Tablets have continued to bleed the traditional PC market dry. The latest numbers from research firm Canalys revealed that tablets accounted for over a third of PC shipments in the fourth quarter of 2012. Worldwide PC shipments were found to have increased 12% year-over-year to 134 million units with 46.2 million units qualifying as tablets, a 75% year-over-year increase. Apple (AAPL) continued to lead the industry thanks to strong iPad sales, shipping 27 million units and taking a 20% share of the market for the first time. The iPad mini was a hit for the company and accounted for more than half of Apple’s total iPad shipments. Due to supply issues and cannibalization of the larger iPad, however, Apple’s tablet share dropped below 49% and for the first time the company did not control over half the tablet market.

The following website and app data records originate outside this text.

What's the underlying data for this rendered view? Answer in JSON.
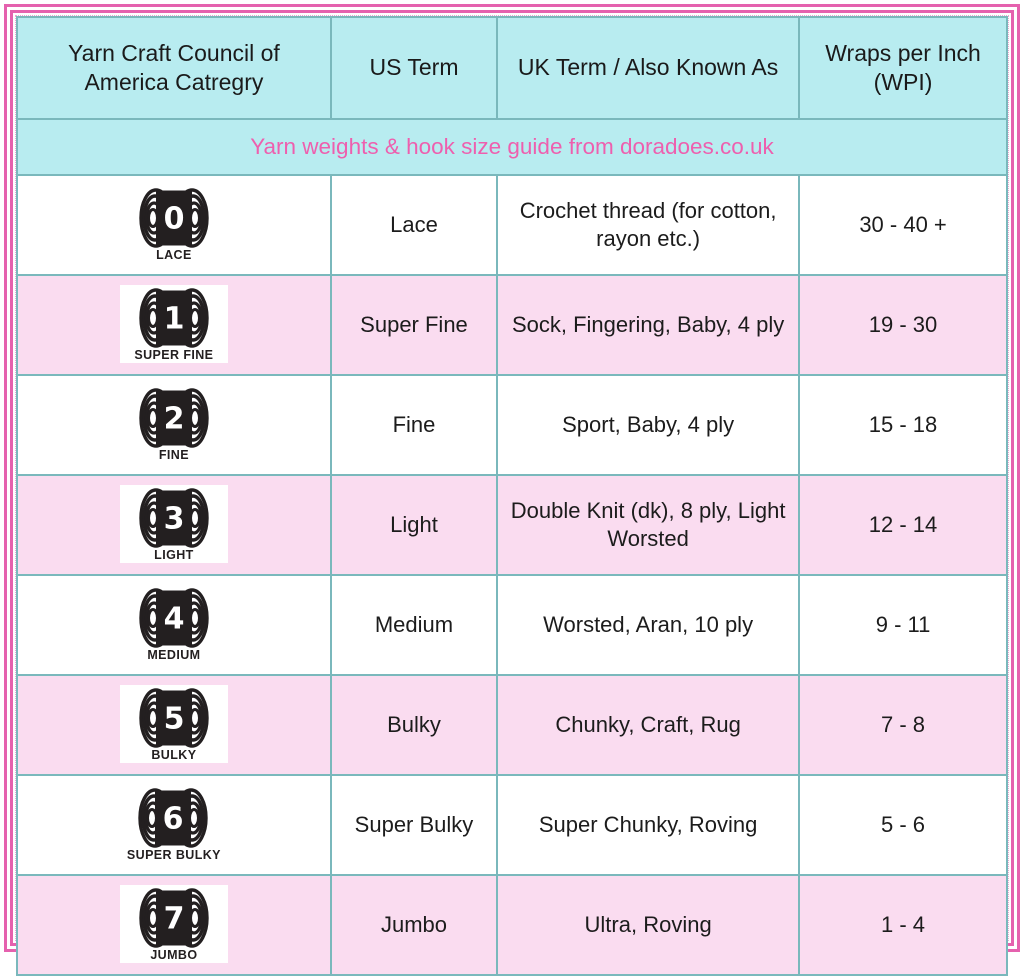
{
  "table": {
    "headers": [
      "Yarn Craft Council of America Catregry",
      "US Term",
      "UK Term / Also Known As",
      "Wraps per Inch (WPI)"
    ],
    "subtitle": "Yarn weights & hook size guide from doradoes.co.uk",
    "colors": {
      "header_background": "#b8ecf0",
      "subtitle_text": "#ee5fae",
      "row_alt_background": "#fadcf0",
      "row_background": "#ffffff",
      "gridline": "#7ab8bc",
      "outer_border": "#e561ae",
      "symbol_dark": "#231f20",
      "text": "#1c1c1c"
    },
    "rows": [
      {
        "symbol_number": "0",
        "symbol_label": "LACE",
        "us_term": "Lace",
        "uk_term": "Crochet thread (for cotton, rayon etc.)",
        "wpi": "30 - 40 +",
        "shade": "white"
      },
      {
        "symbol_number": "1",
        "symbol_label": "SUPER FINE",
        "us_term": "Super Fine",
        "uk_term": "Sock, Fingering, Baby, 4 ply",
        "wpi": "19 - 30",
        "shade": "pink"
      },
      {
        "symbol_number": "2",
        "symbol_label": "FINE",
        "us_term": "Fine",
        "uk_term": "Sport, Baby, 4 ply",
        "wpi": "15 - 18",
        "shade": "white"
      },
      {
        "symbol_number": "3",
        "symbol_label": "LIGHT",
        "us_term": "Light",
        "uk_term": "Double Knit (dk), 8 ply, Light Worsted",
        "wpi": "12 - 14",
        "shade": "pink"
      },
      {
        "symbol_number": "4",
        "symbol_label": "MEDIUM",
        "us_term": "Medium",
        "uk_term": "Worsted, Aran, 10 ply",
        "wpi": "9 - 11",
        "shade": "white"
      },
      {
        "symbol_number": "5",
        "symbol_label": "BULKY",
        "us_term": "Bulky",
        "uk_term": "Chunky, Craft, Rug",
        "wpi": "7 - 8",
        "shade": "pink"
      },
      {
        "symbol_number": "6",
        "symbol_label": "SUPER BULKY",
        "us_term": "Super Bulky",
        "uk_term": "Super Chunky, Roving",
        "wpi": "5 - 6",
        "shade": "white"
      },
      {
        "symbol_number": "7",
        "symbol_label": "JUMBO",
        "us_term": "Jumbo",
        "uk_term": "Ultra, Roving",
        "wpi": "1 - 4",
        "shade": "pink"
      }
    ]
  }
}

“Apple timed the launch of the iPad mini well,” said Pin-Chen Tang, a research analyst with Canalys. “Its success proves there is a clear demand for pads with smaller screens at a more affordable price. Without the launch, Apple would surely have lost more ground to its competitors.”
Samsung (005930) also experienced strong tablet sales and found itself in a top five position for the first time in overall PC sales, sitting only behind Apple, HP (HPQ), and Lenovo (LNVGY). The company’s Galaxy tablet shipped 7.6 million units, a year-over-year increase of 226%, and its notebook computers shipped 4.1 million units for a 9% share of the PC market.

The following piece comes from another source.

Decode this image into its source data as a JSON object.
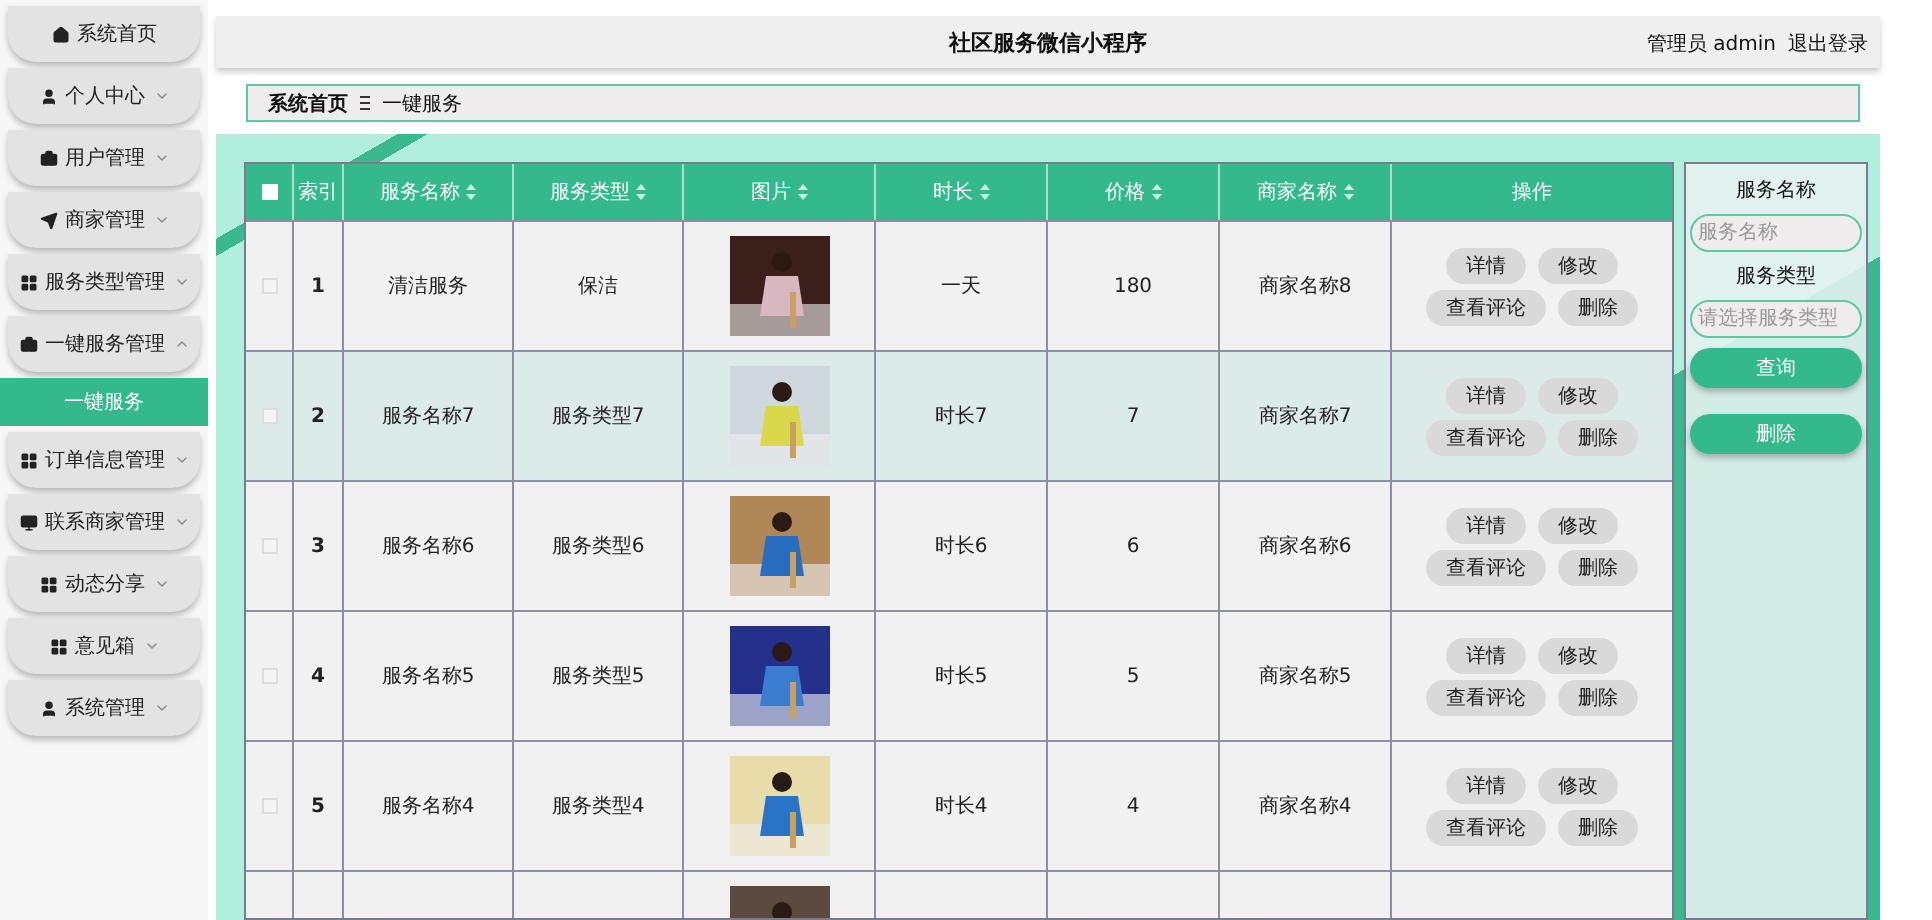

Amazon (AMZN) was found to have increased its worldwide shipments by 18% to 4.6 million units due to an expanded Kindle Fire lineup and sales in additional markets. Google’s (GOOG) Nexus 7 and Nexus 10 tablet also “performed relatively well” and shipped a combined 2.6 millin units in the fourth quarter.
It has now become a requirement for Android vendors to target low price points if they are interested in increasing their shipments. The success of Amazon, Samsung, and Google has helped Android’s tablet market share increase to 46%.

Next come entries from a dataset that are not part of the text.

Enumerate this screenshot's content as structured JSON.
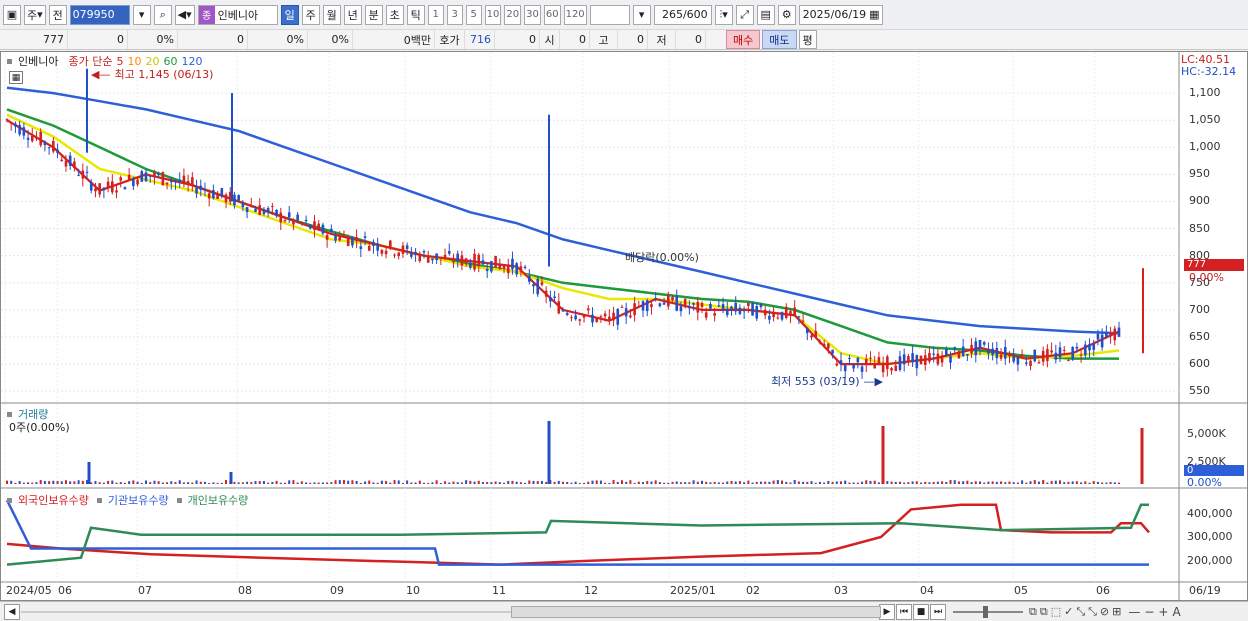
{
  "toolbar": {
    "period_button": "주",
    "prev_button": "전",
    "code_value": "079950",
    "stock_name_marker": "종",
    "stock_name": "인베니아",
    "period_tabs": [
      "일",
      "주",
      "월",
      "년",
      "분",
      "초",
      "틱"
    ],
    "active_tab": "일",
    "interval_buttons": [
      "1",
      "3",
      "5",
      "10",
      "20",
      "30",
      "60",
      "120"
    ],
    "count_value": "265",
    "count_max": "/600",
    "date_value": "2025/06/19"
  },
  "quote_bar": {
    "price": "777",
    "change": "0",
    "change_pct": "0%",
    "val1": "0",
    "val1_pct": "0%",
    "val2_pct": "0%",
    "amount": "0백만",
    "ask_label": "호가",
    "ask_value": "716",
    "bid_value": "0",
    "open_label": "시",
    "open_value": "0",
    "high_label": "고",
    "high_value": "0",
    "low_label": "저",
    "low_value": "0",
    "buy_button": "매수",
    "sell_button": "매도",
    "avg_button": "평"
  },
  "price_pane": {
    "stock_label": "인베니아",
    "ma_label": "종가 단순",
    "ma_periods": [
      "5",
      "10",
      "20",
      "60",
      "120"
    ],
    "ma_colors": [
      "#d42020",
      "#ff8c00",
      "#e8e800",
      "#1e9a3a",
      "#2f5fd8"
    ],
    "max_annotation": "최고 1,145 (06/13)",
    "min_annotation": "최저 553 (03/19)",
    "dividend_annotation": "배당락(0.00%)",
    "lc_label": "LC:40.51",
    "hc_label": "HC:-32.14",
    "current_price_tag": "777",
    "current_pct_tag": "0.00%",
    "y_ticks": [
      "1,100",
      "1,050",
      "1,000",
      "950",
      "900",
      "850",
      "800",
      "750",
      "700",
      "650",
      "600",
      "550"
    ]
  },
  "volume_pane": {
    "title": "거래량",
    "value": "0주(0.00%)",
    "y_ticks": [
      "5,000K",
      "2,500K"
    ],
    "current_tag": "0",
    "current_pct": "0.00%"
  },
  "holdings_pane": {
    "series": [
      "외국인보유수량",
      "기관보유수량",
      "개인보유수량"
    ],
    "series_colors": [
      "#d42020",
      "#2f5fd8",
      "#2e8b57"
    ],
    "y_ticks": [
      "400,000",
      "300,000",
      "200,000"
    ]
  },
  "x_axis": {
    "labels": [
      "2024/05",
      "06",
      "07",
      "08",
      "09",
      "10",
      "11",
      "12",
      "2025/01",
      "02",
      "03",
      "04",
      "05",
      "06"
    ],
    "right_label": "06/19"
  },
  "chart_data": {
    "type": "candlestick",
    "price_series": {
      "ma5_approx": [
        1050,
        1000,
        920,
        950,
        930,
        900,
        870,
        840,
        820,
        800,
        790,
        780,
        700,
        680,
        720,
        700,
        700,
        690,
        600,
        600,
        610,
        630,
        610,
        620,
        660
      ],
      "ma20_approx": [
        1060,
        1020,
        960,
        940,
        920,
        890,
        860,
        830,
        820,
        800,
        780,
        770,
        740,
        720,
        720,
        710,
        700,
        690,
        620,
        600,
        610,
        620,
        610,
        615,
        625
      ],
      "ma60_approx": [
        1070,
        1040,
        1000,
        960,
        930,
        900,
        870,
        845,
        820,
        800,
        785,
        770,
        750,
        740,
        730,
        720,
        715,
        700,
        670,
        640,
        630,
        625,
        615,
        610,
        610
      ],
      "ma120_approx": [
        1110,
        1100,
        1085,
        1070,
        1050,
        1030,
        1000,
        970,
        940,
        910,
        880,
        860,
        830,
        810,
        790,
        770,
        750,
        730,
        710,
        690,
        680,
        670,
        665,
        660,
        657
      ]
    },
    "y_range": [
      530,
      1150
    ],
    "max_price": 1145,
    "min_price": 553,
    "last_price": 777
  }
}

“The sub-$200 price bands now feature products from established players that do not rely on low-quality components,” said Tom Evans, a Canalys analyst. “Those who control ecosystems, such as Amazon and Google, can obtain revenue from content sales, but pure hardware OEMs must accept decreasing margins or exit.”
The research firm found that shipments of Microsoft’s (MSFT) Surface RT tablet are off to a shaky start with shipments of only 720,000 units in Q4.
“The outlook for Windows RT appears bleak. Hardware OEMs are ignoring it due, in part, to a pricing strategy that does not align with the economics of the pad market,” said Tim Coulling, a Canalys senior analyst.
The analyst added that he expects Microsoft to “rethink its pricing strategy for RT in the coming weeks,” and said that the company should drop the price of the operating system by 60% to get “OEMs back onside.” He believes that Microsoft will have a better chance of turning Windows RT around if it increases manufacturer support, and figures out a strategy to educate consumers and attract new developers.